However, while you’re taking a leave of absence from your lawn care, your lawn is battling cold temperatures and snow.
Here are just a few ways that snow affects your lawn during the winter season!
Freezing temperatures cause frozen grass blades
When the temperatures take a dive, your grass takes the plunge as well, growing weak and sometimes dehydrated.
With the blades now frozen, deep into your grass, it easier for breakage to occur. Any pressure, like walking across your yard will result in fracturing your grass. Ultimately, the blades will recover, but it may take until next spring.
Beware of snow mold growth
The most common drawback of snow on a lawn is snow mold.
This mold typically appears as white, pink or gray patches of grass far after the snow has melted. It’s caused by the residual moisture left by melting snow and ice in areas of your lawn where these elements accumulated.
The good news is that most cases are fairly mild and can easily be repaired by lightly raking the affected area to loosen the grass and promote new growth.
Rock salt can burn grass
In cold climates, many homeowners use rock salt to keep their driveways and sidewalks free of ice during the winter months. While all that salt will make paved surfaces far safer to walk on, it can also burn your grass if you’re not careful.
Take care to avoid the edges of your lawn when you spread salt on adjacent surfaces. This way you won’t be left with a white border of dead grass around your lawn when the spring rolls around.
Now there is some good that comes from a coating of snow across your lawn.
During the winter, the grass in your lawn goes dormant to conserve valuable resources like nitrogen.
When snow falls, it captures ambient nitrogen in the air and preserves it until it melts. Once it does begin to melt, that nitrogen leeches down into the soil in your yard. This means that seasonal snowmelt can actually provide your lawn with an early dose of fertilizer to help it rally for the spring.

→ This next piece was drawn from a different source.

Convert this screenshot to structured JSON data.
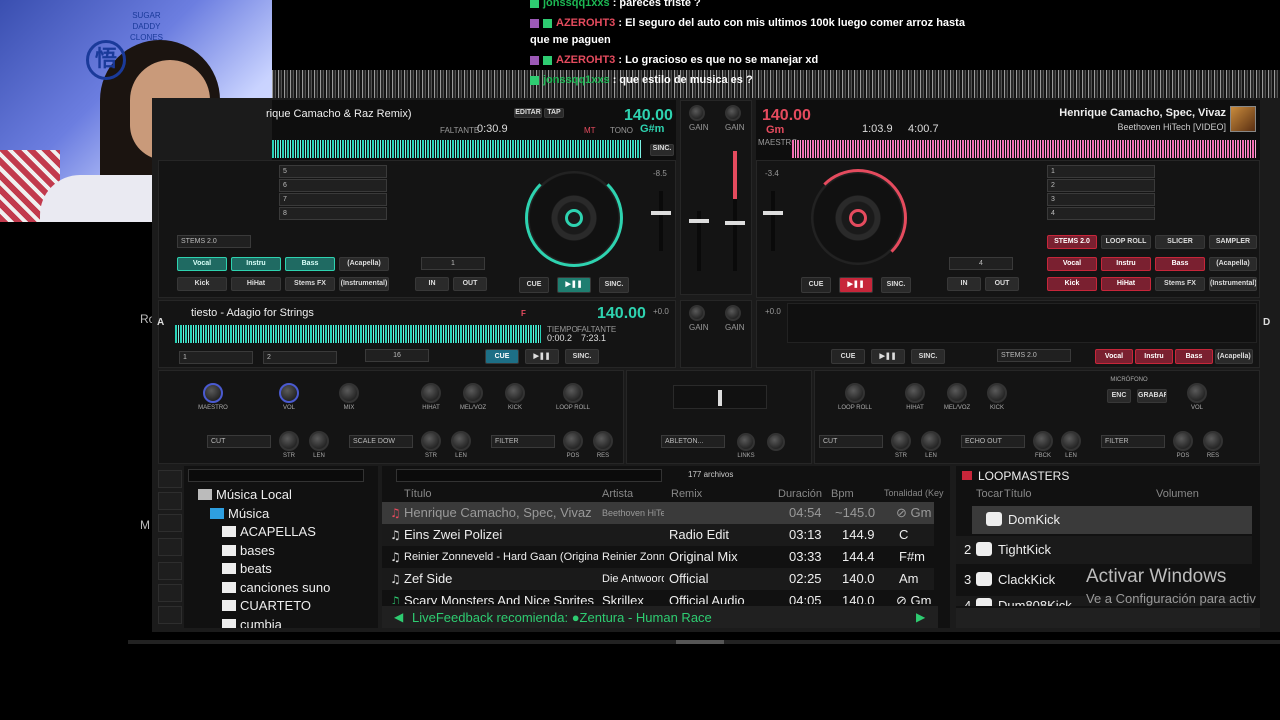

Snow helps to hold in moisture
Snow prevents transpiration, which could harm our lawn during the winter. The cold and dry winds can extract the moisture from your grass, which of course would occur mostly in the cold winter months.
However, with a layer of snow over the top, your grass blades are protected, successfully holding onto their moisture.
The winter may definitely put your lawn through the ringer, but we know that you’ll be fully prepared to give it the care it needs come spring!
Check out our blog for more landscaping and gardening tips and tricks and call on Suburban Lawn Sprinkler Co. when you need a helping hand. We install efficient sprinkler systems, design expert landscape lighting layouts and provide exceptional holiday and event lighting services. Give us a call at 508-872-2727 to learn more!
Our sprinklers are on now because of the warm weather but we are getting a lot of snow should the sprinklers be turned off?
How shall I prepare my lawn for snow? Should I add nitrogen?